### Exercise directions:
Provide only the number of lines in the data below that contain the string "title".

### Recorded data:
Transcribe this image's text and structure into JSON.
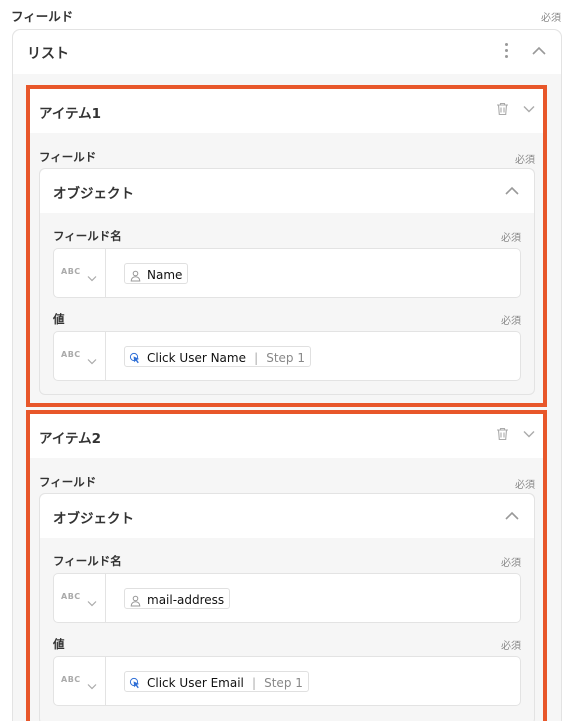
{
  "header": {
    "field_label": "フィールド",
    "required": "必須"
  },
  "list": {
    "title": "リスト"
  },
  "items": [
    {
      "title": "アイテム1",
      "field_label": "フィールド",
      "required": "必須",
      "object": {
        "title": "オブジェクト",
        "name_label": "フィールド名",
        "name_required": "必須",
        "name_type": "ABC",
        "name_value": "Name",
        "value_label": "値",
        "value_required": "必須",
        "value_type": "ABC",
        "value_text": "Click User Name",
        "value_sep": "|",
        "value_step": "Step 1"
      }
    },
    {
      "title": "アイテム2",
      "field_label": "フィールド",
      "required": "必須",
      "object": {
        "title": "オブジェクト",
        "name_label": "フィールド名",
        "name_required": "必須",
        "name_type": "ABC",
        "name_value": "mail-address",
        "value_label": "値",
        "value_required": "必須",
        "value_type": "ABC",
        "value_text": "Click User Email",
        "value_sep": "|",
        "value_step": "Step 1"
      }
    }
  ],
  "colors": {
    "highlight": "#e8572a",
    "click_icon": "#2f6fd6"
  }
}
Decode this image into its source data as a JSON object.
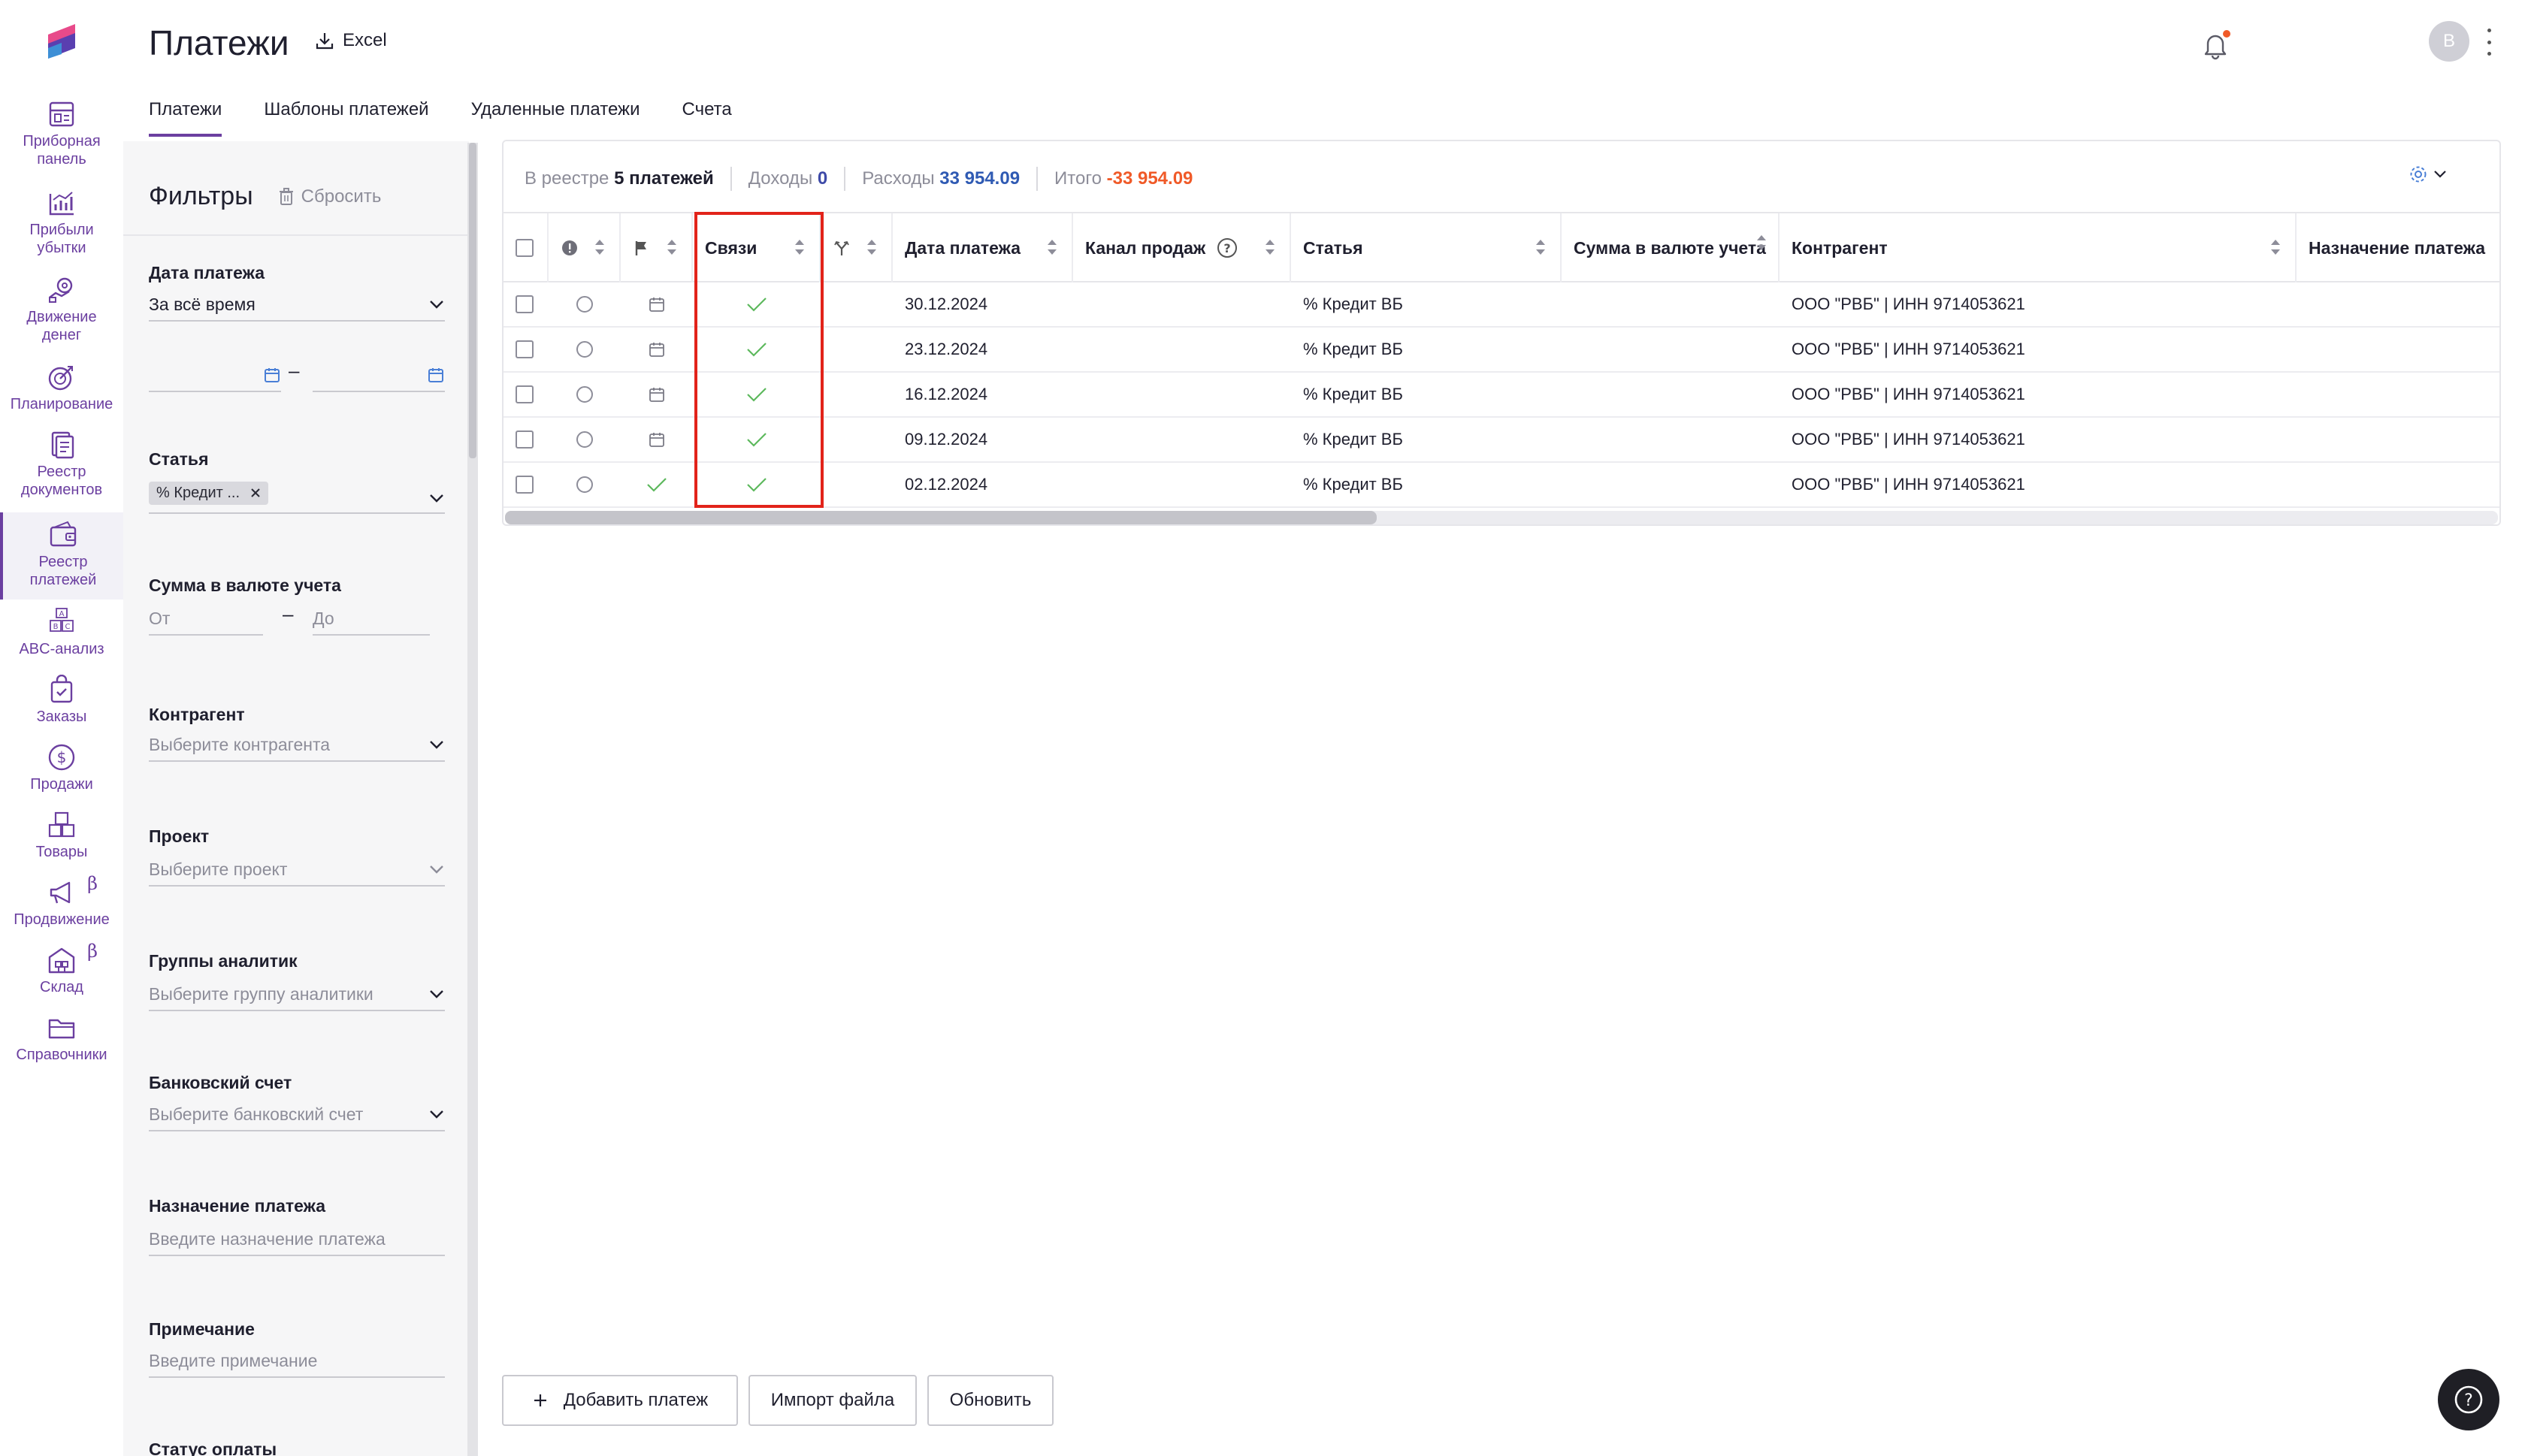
{
  "nav": {
    "items": [
      {
        "label": "Приборная\nпанель",
        "icon": "dashboard-icon"
      },
      {
        "label": "Прибыли\nубытки",
        "icon": "chart-icon"
      },
      {
        "label": "Движение\nденег",
        "icon": "money-flow-icon"
      },
      {
        "label": "Планирование",
        "icon": "target-icon"
      },
      {
        "label": "Реестр\nдокументов",
        "icon": "documents-icon"
      },
      {
        "label": "Реестр\nплатежей",
        "icon": "wallet-icon"
      },
      {
        "label": "ABC-анализ",
        "icon": "abc-icon"
      },
      {
        "label": "Заказы",
        "icon": "orders-icon"
      },
      {
        "label": "Продажи",
        "icon": "dollar-icon"
      },
      {
        "label": "Товары",
        "icon": "boxes-icon"
      },
      {
        "label": "Продвижение",
        "icon": "megaphone-icon",
        "beta": "β"
      },
      {
        "label": "Склад",
        "icon": "warehouse-icon",
        "beta": "β"
      },
      {
        "label": "Справочники",
        "icon": "folder-icon"
      }
    ]
  },
  "header": {
    "title": "Платежи",
    "excel": "Excel",
    "avatar": "В"
  },
  "tabs": [
    "Платежи",
    "Шаблоны платежей",
    "Удаленные платежи",
    "Счета"
  ],
  "filters": {
    "title": "Фильтры",
    "reset": "Сбросить",
    "date_label": "Дата платежа",
    "date_value": "За всё время",
    "date_dash": "–",
    "article_label": "Статья",
    "article_chip": "% Кредит ...",
    "amount_label": "Сумма в валюте учета",
    "amount_from": "От",
    "amount_to": "До",
    "amount_dash": "–",
    "counterparty_label": "Контрагент",
    "counterparty_ph": "Выберите контрагента",
    "project_label": "Проект",
    "project_ph": "Выберите проект",
    "groups_label": "Группы аналитик",
    "groups_ph": "Выберите группу аналитики",
    "bank_label": "Банковский счет",
    "bank_ph": "Выберите банковский счет",
    "purpose_label": "Назначение платежа",
    "purpose_ph": "Введите назначение платежа",
    "note_label": "Примечание",
    "note_ph": "Введите примечание",
    "status_label": "Статус оплаты"
  },
  "stats": {
    "registry_label": "В реестре",
    "registry_value": "5 платежей",
    "income_label": "Доходы",
    "income_value": "0",
    "expense_label": "Расходы",
    "expense_value": "33 954.09",
    "total_label": "Итого",
    "total_value": "-33 954.09"
  },
  "table": {
    "columns": {
      "links": "Связи",
      "date": "Дата платежа",
      "channel": "Канал продаж",
      "article": "Статья",
      "amount": "Сумма в валюте учета",
      "counterparty": "Контрагент",
      "purpose": "Назначение платежа"
    },
    "rows": [
      {
        "date": "30.12.2024",
        "article": "% Кредит ВБ",
        "counterparty": "ООО \"РВБ\" | ИНН 9714053621",
        "flag": "calendar"
      },
      {
        "date": "23.12.2024",
        "article": "% Кредит ВБ",
        "counterparty": "ООО \"РВБ\" | ИНН 9714053621",
        "flag": "calendar"
      },
      {
        "date": "16.12.2024",
        "article": "% Кредит ВБ",
        "counterparty": "ООО \"РВБ\" | ИНН 9714053621",
        "flag": "calendar"
      },
      {
        "date": "09.12.2024",
        "article": "% Кредит ВБ",
        "counterparty": "ООО \"РВБ\" | ИНН 9714053621",
        "flag": "calendar"
      },
      {
        "date": "02.12.2024",
        "article": "% Кредит ВБ",
        "counterparty": "ООО \"РВБ\" | ИНН 9714053621",
        "flag": "check"
      }
    ]
  },
  "actions": {
    "add": "Добавить платеж",
    "import": "Импорт файла",
    "refresh": "Обновить"
  },
  "colors": {
    "accent": "#6b3fa0",
    "highlight": "#e2231a",
    "check": "#5cb85c",
    "negative": "#f05a28"
  }
}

### Result of this task:
7